9 December 2003 (All day)
The future of the global effort to build a workable nuclear fusion reactor hangs in the balance after officials failed last week to choose between proposed sites in France and Japan. Some progress was made, however, particularly in divvying up the costs of building and operating the reactor. "A very important step has been taken: The total budget is now secure," says Achilleas Mitsos, director-general of research at the European Commission and head of the European Union (E.U.) delegation.
The International Thermonuclear Experimental Reactor (ITER) aims to produce 500 megawatts of power by burning a plasma of deuterium and tritium held in place by superconducting magnets in a doughnut-shaped vessel called a torus.
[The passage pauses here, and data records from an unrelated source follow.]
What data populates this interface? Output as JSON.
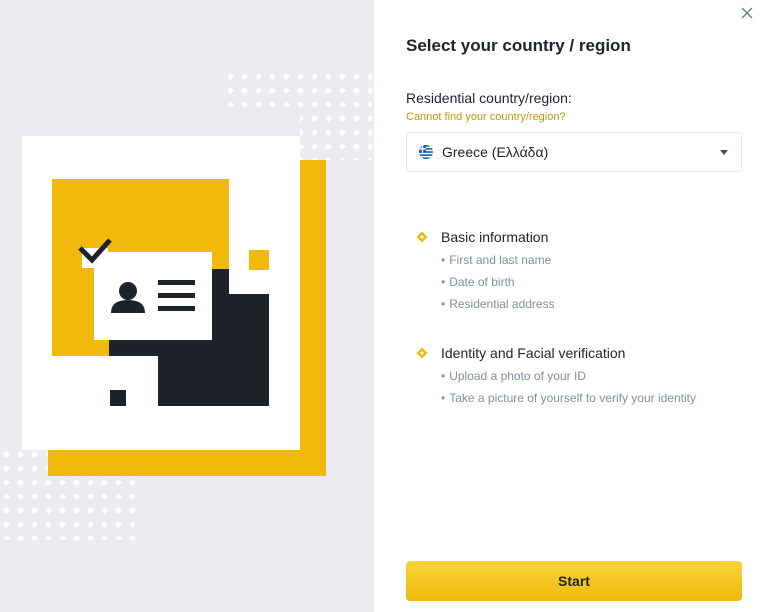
{
  "title": "Select your country / region",
  "residential_label": "Residential country/region:",
  "help_link": "Cannot find your country/region?",
  "country_select": {
    "value": "Greece (Ελλάδα)",
    "flag_icon": "greece-flag-icon"
  },
  "sections": [
    {
      "title": "Basic information",
      "items": [
        "First and last name",
        "Date of birth",
        "Residential address"
      ]
    },
    {
      "title": "Identity and Facial verification",
      "items": [
        "Upload a photo of your ID",
        "Take a picture of yourself to verify your identity"
      ]
    }
  ],
  "start_label": "Start",
  "colors": {
    "brand_yellow": "#F0B90B",
    "dark": "#1E2329",
    "muted_text": "#848E9C",
    "link": "#C99400",
    "left_bg": "#EAECEF"
  }
}
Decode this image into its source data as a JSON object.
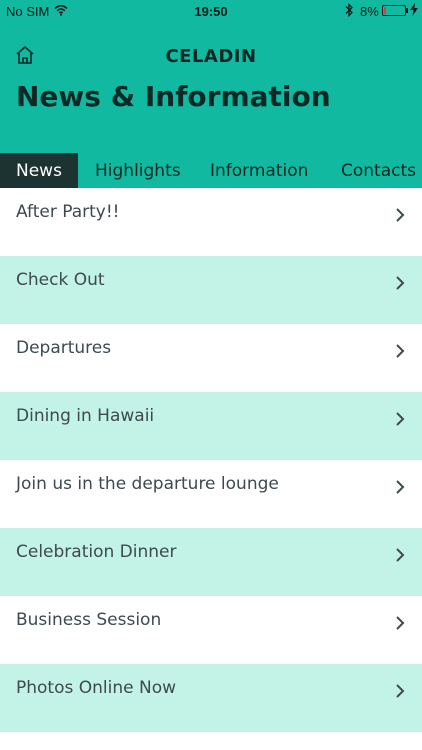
{
  "status_bar": {
    "carrier": "No SIM",
    "time": "19:50",
    "battery_percent": "8%",
    "battery_level": 0.08,
    "icons": [
      "wifi-icon",
      "bluetooth-icon",
      "battery-icon",
      "charging-icon"
    ]
  },
  "header": {
    "brand": "CELADIN",
    "title": "News & Information",
    "home_icon": "home-icon"
  },
  "tabs": [
    {
      "label": "News",
      "active": true
    },
    {
      "label": "Highlights",
      "active": false
    },
    {
      "label": "Information",
      "active": false
    },
    {
      "label": "Contacts",
      "active": false
    }
  ],
  "items": [
    {
      "label": "After Party!!"
    },
    {
      "label": "Check Out"
    },
    {
      "label": "Departures"
    },
    {
      "label": "Dining in Hawaii"
    },
    {
      "label": "Join us in the departure lounge"
    },
    {
      "label": "Celebration Dinner"
    },
    {
      "label": "Business Session"
    },
    {
      "label": "Photos Online Now"
    }
  ],
  "colors": {
    "header_bg": "#10b9a0",
    "active_tab_bg": "#1c3331",
    "alt_row_bg": "#c3f2e6",
    "battery_low": "#e23b2e"
  }
}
The ITER partners--which now include Canada, China, the E.U., Japan, Russia, South Korea, and the United States--have been working on the project for 18 years, but for several it is imperative to have a decision on site and cost sharing by the end of December.
According to Mitsos, the partners have now agreed that the host will foot 43% to 48% of the total bill of $10 billion for construction and operation. Other members will share the rest. E.U. and Japanese officials are now desperately trying to persuade the other members to support their site before 20 December, when politicians will meet in Washington, D.C., to sign the deal. It's time to bring a large international project to Asia, "to avoid having a monopoly of cooperative projects in the West," says Satoru Ohtake, head of the Office of Fusion Energy at Japan's Ministry of Education.
The management structure of the project has yet to be finalized, but it may depend on the form of compensation for the losing site. "We have discussed schemes so that the E.U. or Japan will play some leading role even in the event they do not host [ITER]," says Ohtake. Whatever the chosen site, researchers are praying for a positive result this time, after the program stalled in 1998 when the U.S. pulled out. "If there is no decision, it could damage the project. The public will think the people involved in ITER will never make any decision," says Ohtake.